--- START ---
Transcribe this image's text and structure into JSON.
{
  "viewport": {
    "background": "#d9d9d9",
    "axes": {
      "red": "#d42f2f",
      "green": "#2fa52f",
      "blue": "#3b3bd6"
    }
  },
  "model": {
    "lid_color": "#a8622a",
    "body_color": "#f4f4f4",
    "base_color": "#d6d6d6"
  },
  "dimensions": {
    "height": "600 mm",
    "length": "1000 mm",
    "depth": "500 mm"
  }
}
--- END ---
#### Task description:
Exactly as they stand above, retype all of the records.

#### Expected output:
Transcribe this image's text and structure into JSON.
{
  "viewport": {
    "background": "#d9d9d9",
    "axes": {
      "red": "#d42f2f",
      "green": "#2fa52f",
      "blue": "#3b3bd6"
    }
  },
  "model": {
    "lid_color": "#a8622a",
    "body_color": "#f4f4f4",
    "base_color": "#d6d6d6"
  },
  "dimensions": {
    "height": "600 mm",
    "length": "1000 mm",
    "depth": "500 mm"
  }
}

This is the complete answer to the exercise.